Task to carry out – What lines below contain the word "dhclient"? Please pull each one out.

Component data from apps and pages –

◆ ◆ ◆ ◆ ◆

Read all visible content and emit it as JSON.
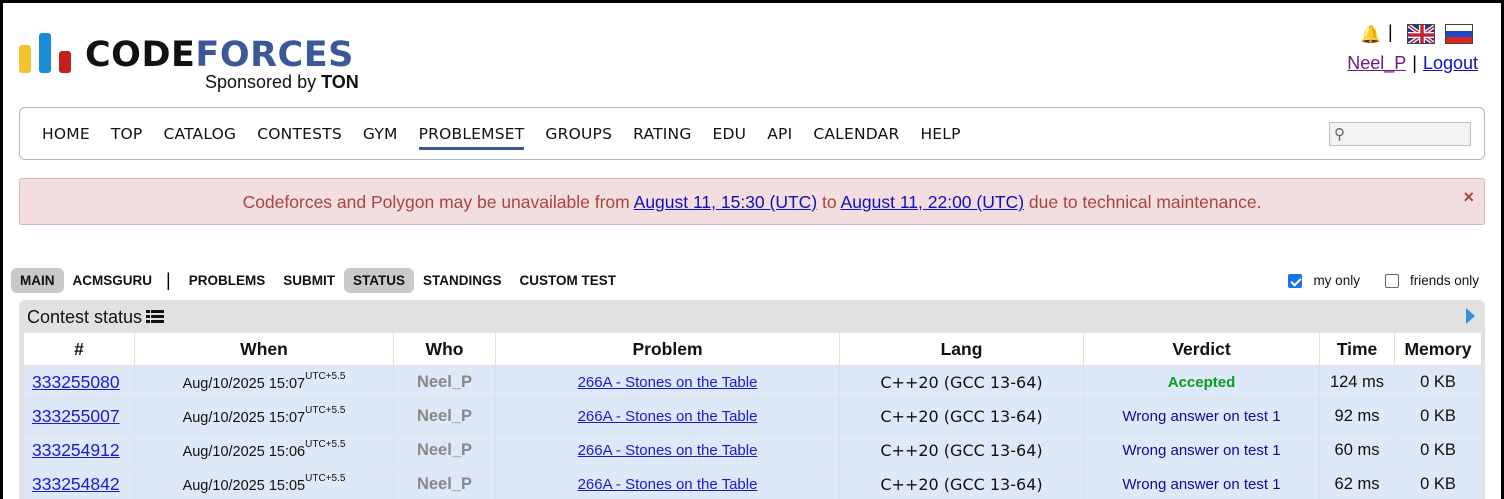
{
  "header": {
    "logo_code": "CODE",
    "logo_forces": "FORCES",
    "sponsor_prefix": "Sponsored by ",
    "sponsor_name": "TON",
    "username": "Neel_P",
    "logout": "Logout",
    "separator": "|"
  },
  "menu": {
    "items": [
      "HOME",
      "TOP",
      "CATALOG",
      "CONTESTS",
      "GYM",
      "PROBLEMSET",
      "GROUPS",
      "RATING",
      "EDU",
      "API",
      "CALENDAR",
      "HELP"
    ],
    "active": "PROBLEMSET",
    "search_placeholder": ""
  },
  "alert": {
    "text_before": "Codeforces and Polygon may be unavailable from ",
    "link1": "August 11, 15:30 (UTC)",
    "text_mid": " to ",
    "link2": "August 11, 22:00 (UTC)",
    "text_after": " due to technical maintenance.",
    "close": "×"
  },
  "submenu": {
    "items": [
      "MAIN",
      "ACMSGURU",
      "PROBLEMS",
      "SUBMIT",
      "STATUS",
      "STANDINGS",
      "CUSTOM TEST"
    ],
    "separator": "|"
  },
  "filters": {
    "my_only": "my only",
    "my_only_checked": true,
    "friends_only": "friends only",
    "friends_only_checked": false
  },
  "status": {
    "title": "Contest status",
    "columns": [
      "#",
      "When",
      "Who",
      "Problem",
      "Lang",
      "Verdict",
      "Time",
      "Memory"
    ],
    "rows": [
      {
        "id": "333255080",
        "when": "Aug/10/2025 15:07",
        "tz": "UTC+5.5",
        "who": "Neel_P",
        "problem": "266A - Stones on the Table",
        "lang": "C++20 (GCC 13-64)",
        "verdict": "Accepted",
        "verdict_type": "ok",
        "time": "124 ms",
        "memory": "0 KB"
      },
      {
        "id": "333255007",
        "when": "Aug/10/2025 15:07",
        "tz": "UTC+5.5",
        "who": "Neel_P",
        "problem": "266A - Stones on the Table",
        "lang": "C++20 (GCC 13-64)",
        "verdict": "Wrong answer on test 1",
        "verdict_type": "wa",
        "time": "92 ms",
        "memory": "0 KB"
      },
      {
        "id": "333254912",
        "when": "Aug/10/2025 15:06",
        "tz": "UTC+5.5",
        "who": "Neel_P",
        "problem": "266A - Stones on the Table",
        "lang": "C++20 (GCC 13-64)",
        "verdict": "Wrong answer on test 1",
        "verdict_type": "wa",
        "time": "60 ms",
        "memory": "0 KB"
      },
      {
        "id": "333254842",
        "when": "Aug/10/2025 15:05",
        "tz": "UTC+5.5",
        "who": "Neel_P",
        "problem": "266A - Stones on the Table",
        "lang": "C++20 (GCC 13-64)",
        "verdict": "Wrong answer on test 1",
        "verdict_type": "wa",
        "time": "62 ms",
        "memory": "0 KB"
      }
    ]
  }
}
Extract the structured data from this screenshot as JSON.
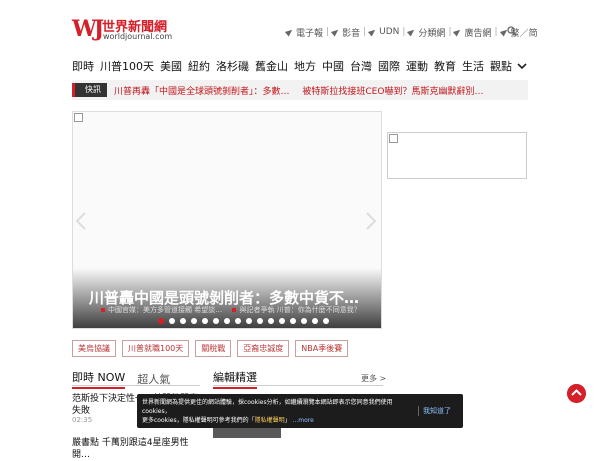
{
  "header": {
    "logo_mark": "WJ",
    "logo_name": "世界新聞網",
    "logo_sub": "worldjournal.com",
    "links": [
      "電子報",
      "影音",
      "UDN",
      "分類網",
      "廣告網"
    ],
    "lang_trad": "繁",
    "lang_sep": "／",
    "lang_simp": "简"
  },
  "nav": [
    "即時",
    "川普100天",
    "美國",
    "紐約",
    "洛杉磯",
    "舊金山",
    "地方",
    "中國",
    "台灣",
    "國際",
    "運動",
    "教育",
    "生活",
    "觀點"
  ],
  "breaking": {
    "badge": "快訊",
    "items": [
      "川普再轟「中國是全球頭號剝削者」：多數…",
      "被特斯拉找接班CEO嚇到？馬斯克幽默辭別…"
    ]
  },
  "hero": {
    "title": "川普轟中國是頭號剝削者：多數中貨不…",
    "subs": [
      "中國官媒：美方多管道接觸 希望談…",
      "與記者爭執 川普：你為什麼不同意我？"
    ],
    "dot_count": 16,
    "active_dot": 0
  },
  "tags": [
    "美烏協議",
    "川普就職100天",
    "關稅戰",
    "亞裔忠誠度",
    "NBA季後賽"
  ],
  "latest": {
    "tab_now": "即時 NOW",
    "tab_hot": "超人氣",
    "items": [
      {
        "title": "范斯投下決定性一…普關稅閘案失敗",
        "time": "02:35"
      },
      {
        "title": "嚴書點 千萬別跟這4星座男性開…",
        "time": ""
      }
    ]
  },
  "editor": {
    "title": "編輯精選",
    "more": "更多 >"
  },
  "cookie": {
    "text_1": "世界新聞網為提供更佳的網站體驗，採cookies分析，如繼續瀏覽本網站即表示您同意我們使用cookies，",
    "text_2": "更多cookies，隱私權聲明可參考我們的「",
    "link": "隱私權聲明",
    "text_3": "」",
    "more": "...more",
    "accept": "我知道了"
  },
  "colors": {
    "brand_red": "#d5202a",
    "breaking_text": "#c4161c"
  }
}
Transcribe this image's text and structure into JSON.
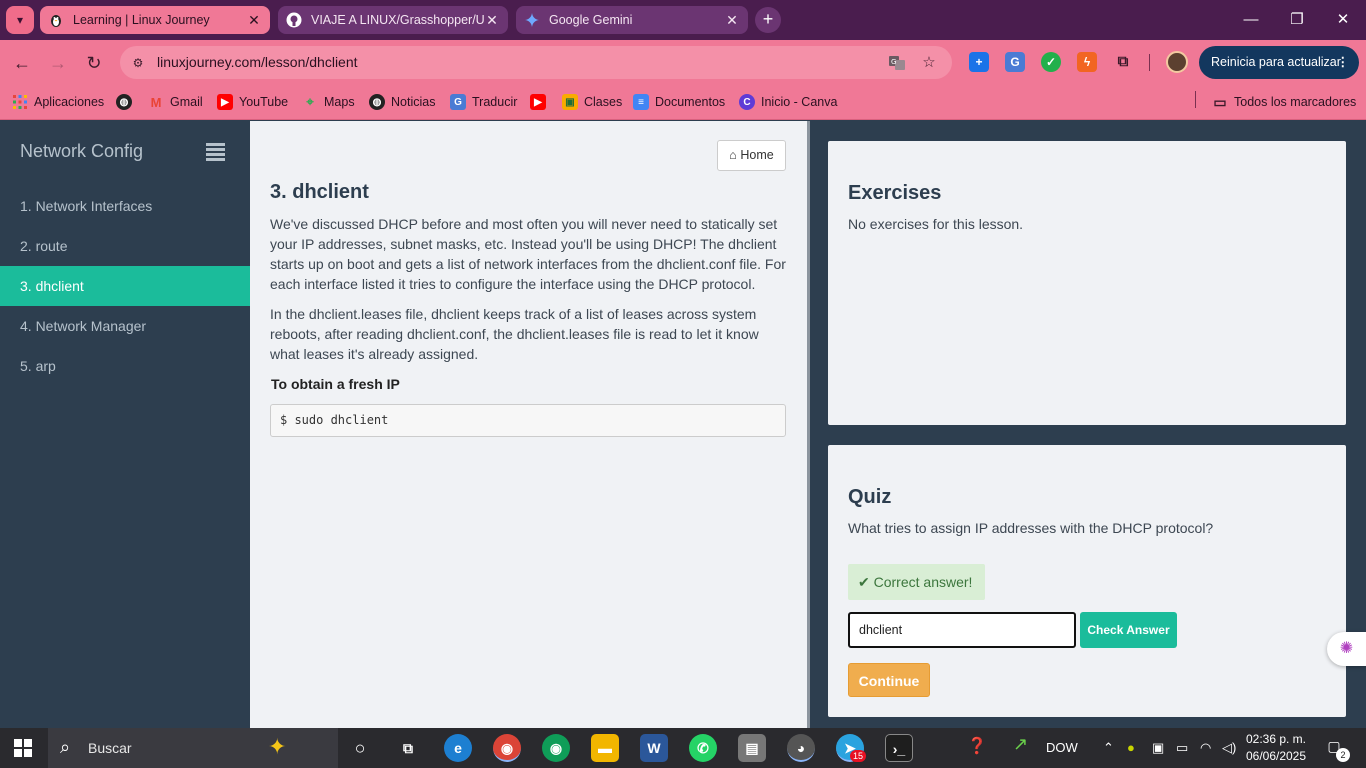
{
  "browser": {
    "tabs": [
      {
        "title": "Learning | Linux Journey",
        "active": true,
        "favicon": "penguin-icon"
      },
      {
        "title": "VIAJE A LINUX/Grasshopper/Us",
        "active": false,
        "favicon": "github-icon"
      },
      {
        "title": "Google Gemini",
        "active": false,
        "favicon": "gemini-icon"
      }
    ],
    "url": "linuxjourney.com/lesson/dhclient",
    "update_button": "Reinicia para actualizar",
    "bookmarks": [
      {
        "label": "Aplicaciones",
        "icon": "apps-grid-icon"
      },
      {
        "label": "",
        "icon": "globe-icon"
      },
      {
        "label": "Gmail",
        "icon": "gmail-icon"
      },
      {
        "label": "YouTube",
        "icon": "youtube-icon"
      },
      {
        "label": "Maps",
        "icon": "maps-icon"
      },
      {
        "label": "Noticias",
        "icon": "globe-icon"
      },
      {
        "label": "Traducir",
        "icon": "translate-icon"
      },
      {
        "label": "",
        "icon": "youtube-icon"
      },
      {
        "label": "Clases",
        "icon": "classroom-icon"
      },
      {
        "label": "Documentos",
        "icon": "docs-icon"
      },
      {
        "label": "Inicio - Canva",
        "icon": "canva-icon"
      }
    ],
    "all_bookmarks": "Todos los marcadores"
  },
  "sidebar": {
    "title": "Network Config",
    "items": [
      {
        "label": "1. Network Interfaces",
        "active": false
      },
      {
        "label": "2. route",
        "active": false
      },
      {
        "label": "3. dhclient",
        "active": true
      },
      {
        "label": "4. Network Manager",
        "active": false
      },
      {
        "label": "5. arp",
        "active": false
      }
    ]
  },
  "lesson": {
    "home_label": "Home",
    "title": "3. dhclient",
    "para1": "We've discussed DHCP before and most often you will never need to statically set your IP addresses, subnet masks, etc. Instead you'll be using DHCP! The dhclient starts up on boot and gets a list of network interfaces from the dhclient.conf file. For each interface listed it tries to configure the interface using the DHCP protocol.",
    "para2": "In the dhclient.leases file, dhclient keeps track of a list of leases across system reboots, after reading dhclient.conf, the dhclient.leases file is read to let it know what leases it's already assigned.",
    "subheading": "To obtain a fresh IP",
    "code": "$ sudo dhclient"
  },
  "exercises": {
    "title": "Exercises",
    "text": "No exercises for this lesson."
  },
  "quiz": {
    "title": "Quiz",
    "question": "What tries to assign IP addresses with the DHCP protocol?",
    "feedback": "Correct answer!",
    "answer_value": "dhclient",
    "check_label": "Check Answer",
    "continue_label": "Continue"
  },
  "taskbar": {
    "search_placeholder": "Buscar",
    "tray_label": "DOW",
    "time": "02:36 p. m.",
    "date": "06/06/2025",
    "telegram_badge": "15",
    "notification_count": "2"
  },
  "colors": {
    "accent": "#1bbc9b",
    "sidebar_bg": "#2d3e4f",
    "chrome_pink": "#f07896",
    "tab_strip": "#4a1d4e",
    "continue": "#f0ad4e"
  }
}
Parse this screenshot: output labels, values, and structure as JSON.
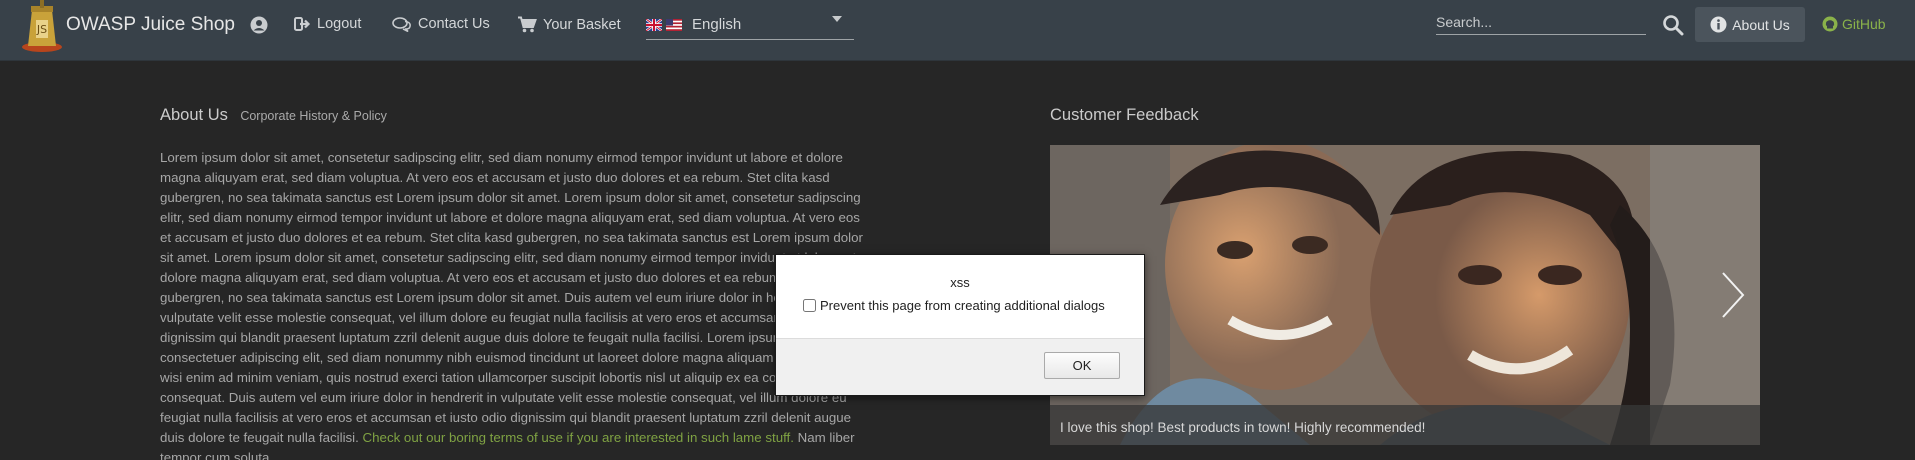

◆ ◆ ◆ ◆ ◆

The completed task –
    "url": "linuxjourney.com/lesson/dhclient",
        "label": "3. dhclient",
    "title": "3. dhclient",
    "para1": "We've discussed DHCP before and most often you will never need to statically set your IP addresses, subnet masks, etc. Instead you'll be using DHCP! The dhclient starts up on boot and gets a list of network interfaces from the dhclient.conf file. For each interface listed it tries to configure the interface using the DHCP protocol.",
    "para2": "In the dhclient.leases file, dhclient keeps track of a list of leases across system reboots, after reading dhclient.conf, the dhclient.leases file is read to let it know what leases it's already assigned.",
    "code": "$ sudo dhclient"
    "answer_value": "dhclient",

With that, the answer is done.